What is Single Sign On (SSO)?
Single sign-on (SSO) is a security mechanism that allows an organization to manage its users and their access to resources within multiple web applications. SSO grants users access to all of their workplace applications with one set of credentials, authenticating users across multiple devices as well. Even if an authorized user accesses the same resource or page in multiple applications, only the user associated with the SSO identity will be able to access that resource or page.
Single sign-on is becoming a common practice in modern business because of how easy it makes user authentication and password management. It’s a simple, quick, and easy way to remember and store passwords without having to enter them each time you try to access your account, minimizing workplace anxiety developed from having to remember various passwords.
A recent study summarized that workers lose 32 days a year in workplace productivity by toggling between apps at an average of 10 times an hour.
SSO speeds up access to your business apps by granting access to all necessary applications with one set of credentials per user. If you provide services to customers over multiple properties or have two corporate-owned sites, you can use SSO to create a seamless experience for your clients.
For example, you can keep your customers logged in across different devices (mobile, laptop, smart device). It might be annoying when clients have to log back into their accounts on another device, but with SSO it’s simple; they don’t even need to type their password again.
If employees aren’t constantly having to remember which login information goes where they’ll spend less time trying to remember all their usernames and passwords. Instead, they can focus on performing their jobs instead of wasting valuable time.
Security is always a priority in today’s tech-savvy world, and single sign-on can help protect your business from hackers by creating a safer login experience. Without SSO, you’re likely asking your clients to remember several different passwords across all of their applications. This not only leaves users vulnerable if they forget one but it also increased the likelihood of a data breach. Additionally, companies like yours will have to store an overabundance of passwords as you manage users across your clientele base.
Reduce Password Fatigue
One of the most common complaints from end-users is that they need to remember so many passwords. A Gartner survey states up to 50% of all help desk calls are for password resets, while Forrester Research states that the average help desk labor cost for a single password reset is about $70.
Reinforce Separation Between Personal & Work Accounts
Another benefit to implementing SSO is its ability to reduce friction between work and personal applications. By requiring every employee to use SSO, your IT admins essentially gain control over access across all platforms used within their organization, including personal laptops or mobile devices owned by employees. Requiring end-users to authenticate separately for work versus personal apps slows productivity by introducing yet another barrier.
No matter what industry you operate in or how robust security controls already are within your organization, allowing employees unrestricted access through multiple doors encourages bad behavior at best and invites dangerous mistakes at worst.
Implementing single sign-on (SSO) lets your employees use one login/password combination across all their business-related apps, therefore alleviating some of their frustration and making them more productive.
It may not sound like a big deal now, but as your team grows over time, managing those user accounts can become a huge headache.

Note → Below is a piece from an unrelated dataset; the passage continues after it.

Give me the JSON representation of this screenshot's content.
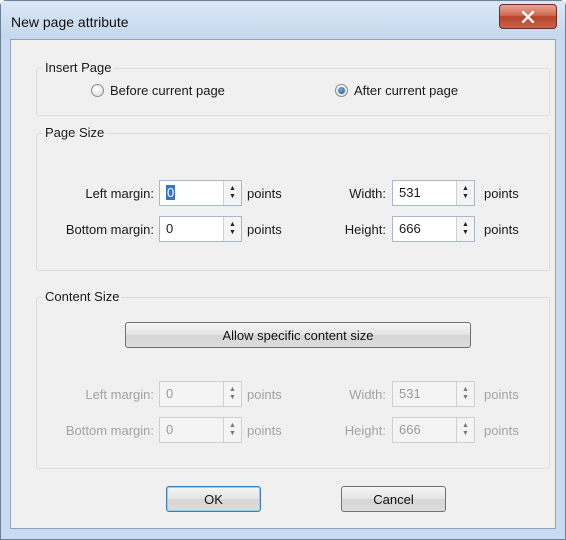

Thanks to product and platform advances, SSO is even easier to implement and more accessible than ever before. With increased accessibility comes increased value, which often translates into cost savings.
For example, one study estimates companies using SSO experience an average 54% reduction in help desk tickets compared to companies without.
With so many passwords to keep track of, it’s inevitable that users will forget them—either on purpose or by accident. SSO reduces these errors because there is one username and password combination to remember. It also helps eliminate errors created by typos—for example, when entering passwords into an email login field instead of an online banking field.
By logging in once per day, users can avoid small mistakes that could lead to a breach in security or costly losses from fines and refunds. These kinds of costs add up over time, leading some companies to invest in credential management systems that employ multifactor authentication, or MFA.
These kinds of systems combine unique usernames and passwords with additional information like biometrics (fingerprints, facial recognition) or physical hardware (security keys). The more layers you have protecting your data, the less likely you are to experience serious damage due to minor slip-ups.
Additionally, centralized sign-on makes employee access auditing simpler, since admins can see how many times each person logs in each month. This gives them a better understanding of how often employees need additional training and what types of risk factors they might face during work hours.
Ultimately, single sign on creates a system that is both secure and simple for employees to use without requiring complicated setup processes for new employees or painful training sessions about network permissions and usernames/passwords/PINs/codes/badges.
If every employee uses a singular login no matter which device they’re using or where they connect from, people won’t get confused about what credentials they need to use where—meaning fewer breaches due to confusion around who has permission to do what where.
Using a single login simplifies administration procedures by centralizing identity management capabilities within one system. SSO can significantly boost operational efficiency while simultaneously increasing user engagement rates and creating more effective ways of expanding the digital experience.